::: Record extracts

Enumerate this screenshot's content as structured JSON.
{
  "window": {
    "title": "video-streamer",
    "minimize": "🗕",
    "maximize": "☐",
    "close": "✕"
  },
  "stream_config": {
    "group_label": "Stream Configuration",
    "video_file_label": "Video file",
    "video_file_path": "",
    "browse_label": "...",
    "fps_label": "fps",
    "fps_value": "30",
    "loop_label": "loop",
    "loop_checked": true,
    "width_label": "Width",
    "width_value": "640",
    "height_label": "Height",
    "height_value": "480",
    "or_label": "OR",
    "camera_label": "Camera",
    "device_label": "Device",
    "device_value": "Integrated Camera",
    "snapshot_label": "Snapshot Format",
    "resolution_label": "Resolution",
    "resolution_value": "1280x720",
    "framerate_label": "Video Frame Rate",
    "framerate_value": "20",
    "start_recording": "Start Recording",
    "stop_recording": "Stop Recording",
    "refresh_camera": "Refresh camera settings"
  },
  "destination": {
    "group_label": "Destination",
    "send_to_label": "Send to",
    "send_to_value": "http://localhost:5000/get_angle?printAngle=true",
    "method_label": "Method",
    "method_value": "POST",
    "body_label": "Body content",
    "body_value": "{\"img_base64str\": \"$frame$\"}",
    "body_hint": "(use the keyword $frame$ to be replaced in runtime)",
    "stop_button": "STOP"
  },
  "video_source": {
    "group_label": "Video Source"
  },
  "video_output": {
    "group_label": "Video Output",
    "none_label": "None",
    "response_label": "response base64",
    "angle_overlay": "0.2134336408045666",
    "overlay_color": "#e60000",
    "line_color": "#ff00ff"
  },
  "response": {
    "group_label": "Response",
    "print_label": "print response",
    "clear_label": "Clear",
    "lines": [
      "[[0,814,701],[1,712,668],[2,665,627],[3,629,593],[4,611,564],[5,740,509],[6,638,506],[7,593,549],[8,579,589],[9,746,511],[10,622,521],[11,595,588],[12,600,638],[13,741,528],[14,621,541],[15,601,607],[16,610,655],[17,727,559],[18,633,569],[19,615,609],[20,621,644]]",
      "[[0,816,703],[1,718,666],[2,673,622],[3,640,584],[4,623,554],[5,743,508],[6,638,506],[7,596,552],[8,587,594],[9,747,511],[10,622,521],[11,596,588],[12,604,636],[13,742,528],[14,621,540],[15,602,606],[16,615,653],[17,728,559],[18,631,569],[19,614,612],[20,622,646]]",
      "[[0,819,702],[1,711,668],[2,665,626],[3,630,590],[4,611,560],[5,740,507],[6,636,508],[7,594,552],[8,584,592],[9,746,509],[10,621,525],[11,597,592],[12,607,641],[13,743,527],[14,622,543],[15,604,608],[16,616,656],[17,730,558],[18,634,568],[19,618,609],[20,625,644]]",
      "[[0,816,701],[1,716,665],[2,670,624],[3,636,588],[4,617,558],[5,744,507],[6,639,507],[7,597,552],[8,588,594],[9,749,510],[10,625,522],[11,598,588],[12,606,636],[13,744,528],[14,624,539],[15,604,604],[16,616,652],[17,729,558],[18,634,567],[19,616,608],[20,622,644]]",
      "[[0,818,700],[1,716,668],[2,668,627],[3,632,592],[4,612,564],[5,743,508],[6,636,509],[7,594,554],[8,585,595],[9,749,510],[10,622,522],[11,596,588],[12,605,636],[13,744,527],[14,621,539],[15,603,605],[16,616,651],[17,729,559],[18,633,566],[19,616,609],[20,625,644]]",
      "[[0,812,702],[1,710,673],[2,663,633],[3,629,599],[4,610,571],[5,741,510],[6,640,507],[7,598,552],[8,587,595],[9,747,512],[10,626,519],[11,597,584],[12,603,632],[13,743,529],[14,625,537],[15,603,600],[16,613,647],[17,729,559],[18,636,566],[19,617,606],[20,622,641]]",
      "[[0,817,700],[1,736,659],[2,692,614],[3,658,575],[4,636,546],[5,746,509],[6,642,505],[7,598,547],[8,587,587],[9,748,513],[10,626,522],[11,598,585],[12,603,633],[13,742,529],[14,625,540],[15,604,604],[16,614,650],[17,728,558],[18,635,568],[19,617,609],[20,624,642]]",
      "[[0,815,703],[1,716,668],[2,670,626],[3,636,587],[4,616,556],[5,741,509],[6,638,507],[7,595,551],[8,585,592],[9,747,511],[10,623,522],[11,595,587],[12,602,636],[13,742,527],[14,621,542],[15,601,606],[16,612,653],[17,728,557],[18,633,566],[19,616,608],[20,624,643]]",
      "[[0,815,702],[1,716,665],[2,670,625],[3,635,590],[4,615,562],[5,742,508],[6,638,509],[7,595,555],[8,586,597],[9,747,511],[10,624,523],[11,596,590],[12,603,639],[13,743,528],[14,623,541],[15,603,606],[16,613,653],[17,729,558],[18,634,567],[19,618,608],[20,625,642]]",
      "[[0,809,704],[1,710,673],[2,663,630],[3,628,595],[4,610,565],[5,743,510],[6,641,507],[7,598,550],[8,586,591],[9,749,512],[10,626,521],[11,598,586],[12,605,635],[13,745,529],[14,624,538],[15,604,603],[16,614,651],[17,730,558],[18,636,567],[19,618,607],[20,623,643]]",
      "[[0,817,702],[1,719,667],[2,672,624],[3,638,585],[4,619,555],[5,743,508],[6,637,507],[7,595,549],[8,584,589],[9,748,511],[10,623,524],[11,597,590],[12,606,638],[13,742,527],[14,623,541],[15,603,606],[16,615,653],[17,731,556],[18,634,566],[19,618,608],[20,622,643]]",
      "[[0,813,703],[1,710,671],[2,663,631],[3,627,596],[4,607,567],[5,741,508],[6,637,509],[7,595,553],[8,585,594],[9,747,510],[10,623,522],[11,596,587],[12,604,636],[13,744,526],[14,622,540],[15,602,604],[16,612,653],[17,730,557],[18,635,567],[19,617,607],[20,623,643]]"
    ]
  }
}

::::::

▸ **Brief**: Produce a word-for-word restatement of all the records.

▸ **Solved exercise**:
Enumerate this screenshot's content as structured JSON.
{
  "window": {
    "title": "video-streamer",
    "minimize": "🗕",
    "maximize": "☐",
    "close": "✕"
  },
  "stream_config": {
    "group_label": "Stream Configuration",
    "video_file_label": "Video file",
    "video_file_path": "",
    "browse_label": "...",
    "fps_label": "fps",
    "fps_value": "30",
    "loop_label": "loop",
    "loop_checked": true,
    "width_label": "Width",
    "width_value": "640",
    "height_label": "Height",
    "height_value": "480",
    "or_label": "OR",
    "camera_label": "Camera",
    "device_label": "Device",
    "device_value": "Integrated Camera",
    "snapshot_label": "Snapshot Format",
    "resolution_label": "Resolution",
    "resolution_value": "1280x720",
    "framerate_label": "Video Frame Rate",
    "framerate_value": "20",
    "start_recording": "Start Recording",
    "stop_recording": "Stop Recording",
    "refresh_camera": "Refresh camera settings"
  },
  "destination": {
    "group_label": "Destination",
    "send_to_label": "Send to",
    "send_to_value": "http://localhost:5000/get_angle?printAngle=true",
    "method_label": "Method",
    "method_value": "POST",
    "body_label": "Body content",
    "body_value": "{\"img_base64str\": \"$frame$\"}",
    "body_hint": "(use the keyword $frame$ to be replaced in runtime)",
    "stop_button": "STOP"
  },
  "video_source": {
    "group_label": "Video Source"
  },
  "video_output": {
    "group_label": "Video Output",
    "none_label": "None",
    "response_label": "response base64",
    "angle_overlay": "0.2134336408045666",
    "overlay_color": "#e60000",
    "line_color": "#ff00ff"
  },
  "response": {
    "group_label": "Response",
    "print_label": "print response",
    "clear_label": "Clear",
    "lines": [
      "[[0,814,701],[1,712,668],[2,665,627],[3,629,593],[4,611,564],[5,740,509],[6,638,506],[7,593,549],[8,579,589],[9,746,511],[10,622,521],[11,595,588],[12,600,638],[13,741,528],[14,621,541],[15,601,607],[16,610,655],[17,727,559],[18,633,569],[19,615,609],[20,621,644]]",
      "[[0,816,703],[1,718,666],[2,673,622],[3,640,584],[4,623,554],[5,743,508],[6,638,506],[7,596,552],[8,587,594],[9,747,511],[10,622,521],[11,596,588],[12,604,636],[13,742,528],[14,621,540],[15,602,606],[16,615,653],[17,728,559],[18,631,569],[19,614,612],[20,622,646]]",
      "[[0,819,702],[1,711,668],[2,665,626],[3,630,590],[4,611,560],[5,740,507],[6,636,508],[7,594,552],[8,584,592],[9,746,509],[10,621,525],[11,597,592],[12,607,641],[13,743,527],[14,622,543],[15,604,608],[16,616,656],[17,730,558],[18,634,568],[19,618,609],[20,625,644]]",
      "[[0,816,701],[1,716,665],[2,670,624],[3,636,588],[4,617,558],[5,744,507],[6,639,507],[7,597,552],[8,588,594],[9,749,510],[10,625,522],[11,598,588],[12,606,636],[13,744,528],[14,624,539],[15,604,604],[16,616,652],[17,729,558],[18,634,567],[19,616,608],[20,622,644]]",
      "[[0,818,700],[1,716,668],[2,668,627],[3,632,592],[4,612,564],[5,743,508],[6,636,509],[7,594,554],[8,585,595],[9,749,510],[10,622,522],[11,596,588],[12,605,636],[13,744,527],[14,621,539],[15,603,605],[16,616,651],[17,729,559],[18,633,566],[19,616,609],[20,625,644]]",
      "[[0,812,702],[1,710,673],[2,663,633],[3,629,599],[4,610,571],[5,741,510],[6,640,507],[7,598,552],[8,587,595],[9,747,512],[10,626,519],[11,597,584],[12,603,632],[13,743,529],[14,625,537],[15,603,600],[16,613,647],[17,729,559],[18,636,566],[19,617,606],[20,622,641]]",
      "[[0,817,700],[1,736,659],[2,692,614],[3,658,575],[4,636,546],[5,746,509],[6,642,505],[7,598,547],[8,587,587],[9,748,513],[10,626,522],[11,598,585],[12,603,633],[13,742,529],[14,625,540],[15,604,604],[16,614,650],[17,728,558],[18,635,568],[19,617,609],[20,624,642]]",
      "[[0,815,703],[1,716,668],[2,670,626],[3,636,587],[4,616,556],[5,741,509],[6,638,507],[7,595,551],[8,585,592],[9,747,511],[10,623,522],[11,595,587],[12,602,636],[13,742,527],[14,621,542],[15,601,606],[16,612,653],[17,728,557],[18,633,566],[19,616,608],[20,624,643]]",
      "[[0,815,702],[1,716,665],[2,670,625],[3,635,590],[4,615,562],[5,742,508],[6,638,509],[7,595,555],[8,586,597],[9,747,511],[10,624,523],[11,596,590],[12,603,639],[13,743,528],[14,623,541],[15,603,606],[16,613,653],[17,729,558],[18,634,567],[19,618,608],[20,625,642]]",
      "[[0,809,704],[1,710,673],[2,663,630],[3,628,595],[4,610,565],[5,743,510],[6,641,507],[7,598,550],[8,586,591],[9,749,512],[10,626,521],[11,598,586],[12,605,635],[13,745,529],[14,624,538],[15,604,603],[16,614,651],[17,730,558],[18,636,567],[19,618,607],[20,623,643]]",
      "[[0,817,702],[1,719,667],[2,672,624],[3,638,585],[4,619,555],[5,743,508],[6,637,507],[7,595,549],[8,584,589],[9,748,511],[10,623,524],[11,597,590],[12,606,638],[13,742,527],[14,623,541],[15,603,606],[16,615,653],[17,731,556],[18,634,566],[19,618,608],[20,622,643]]",
      "[[0,813,703],[1,710,671],[2,663,631],[3,627,596],[4,607,567],[5,741,508],[6,637,509],[7,595,553],[8,585,594],[9,747,510],[10,623,522],[11,596,587],[12,604,636],[13,744,526],[14,622,540],[15,602,604],[16,612,653],[17,730,557],[18,635,567],[19,617,607],[20,623,643]]"
    ]
  }
}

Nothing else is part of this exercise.